We posted a little about this a couple days ago. It really is easier than you think to become a trusted user to unsuspecting victims. If you didn’t see it, you can see it now.
So if it’s so easy to do then what’s the point, right? If people really want your information then they are going to get it and they can do it as simple as that. And as we have mentioned before, this can be overwhelming. But we can’t allow it to be. We can’t make it easy and we can’t just give in and accept.
We know how they attack, and we just saw how a sample attack goes down. So let’s use that.
- Adopt enhanced security measures. Change your passwords. Don’t use the same passwords for multiple sites or devices. Use passphrases, not codes. Change them every 60-90 days. Use two factor identification in as many sites/places as you can. It’s becoming more and more common so if you don’t have it, ask about it.
- Identify your critical information and have different levels of security. Everything is not critical and everything doesn’t need to be protected – find out what is the most important and implement additional security measures. Need help understanding this? Check out our prior post.
- Change things up. The military uses Random Access Measures. As the name implies, these are security measures implemented randomly to break up the monotony of your day to day security posture. The intended result – throw off operational planning and surveillance. When an attacker is doing their research they spend days observing all your actions, also known as footprinting.

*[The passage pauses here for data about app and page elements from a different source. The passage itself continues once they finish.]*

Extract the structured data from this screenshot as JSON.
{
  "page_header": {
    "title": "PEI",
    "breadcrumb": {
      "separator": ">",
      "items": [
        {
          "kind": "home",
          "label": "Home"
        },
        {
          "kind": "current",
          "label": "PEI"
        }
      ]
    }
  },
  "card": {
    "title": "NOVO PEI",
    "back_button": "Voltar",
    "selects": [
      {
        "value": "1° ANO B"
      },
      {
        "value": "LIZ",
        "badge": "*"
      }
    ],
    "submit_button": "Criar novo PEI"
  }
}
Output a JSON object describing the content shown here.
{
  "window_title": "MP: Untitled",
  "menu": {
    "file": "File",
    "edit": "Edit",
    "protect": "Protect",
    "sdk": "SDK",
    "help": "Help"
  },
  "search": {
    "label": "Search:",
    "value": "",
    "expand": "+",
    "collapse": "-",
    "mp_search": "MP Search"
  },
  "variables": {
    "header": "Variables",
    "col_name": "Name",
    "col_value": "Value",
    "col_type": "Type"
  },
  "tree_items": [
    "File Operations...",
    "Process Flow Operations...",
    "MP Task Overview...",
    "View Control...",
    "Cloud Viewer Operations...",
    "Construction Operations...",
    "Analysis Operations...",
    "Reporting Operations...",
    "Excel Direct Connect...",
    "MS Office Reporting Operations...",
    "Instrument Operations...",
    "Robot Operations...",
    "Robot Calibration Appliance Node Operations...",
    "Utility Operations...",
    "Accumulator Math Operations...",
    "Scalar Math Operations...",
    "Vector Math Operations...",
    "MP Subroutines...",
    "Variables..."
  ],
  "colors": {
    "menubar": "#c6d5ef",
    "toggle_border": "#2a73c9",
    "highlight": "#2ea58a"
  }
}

This tactic is designed to identify vulnerabilities, and the time and place for their attack. By implementing RAM, there is always the chance that the attack is disrupted or it fails because something that wasn’t planned for happened. For example, your receptionist now implements 100% identification check prior to entering, or security personnel are visible in and around your location, or you switch network security measures. Change it up; do something unexpected; throw off the attackers window. If they see it happen one day, they may decide that the randomness of your measures is enough to not risk an attack.
- Learn about social engineering. Studies have varied, but most agree that the overwhelming majority of attacks are a result of human error or human ignorance. Social engineers take advantage of our emotions and natural propensity to want to help. They use this to gain access and they will employ any number of tools to do it. Education yourself and those in your company. Try this link. Or this one. Even this.
- Review your policies. If you don’t have policies then start working on them.
- Be Alert and Aware. Security has to be a mindset; a state of mind. It’s not convenient and you can’t relax. Read, listen, and learn about new attacks. Trust but verify. This mantra is very simple. We should trust others, but we have to verify and follow our own instincts. If it doesn’t sound right then maybe it’s not. If you don’t know someone, then don’t just take them for their word, make them prove it. If you have security policies, default to those.
Security should not scare you. It needs to be commitment to protecting you and your company.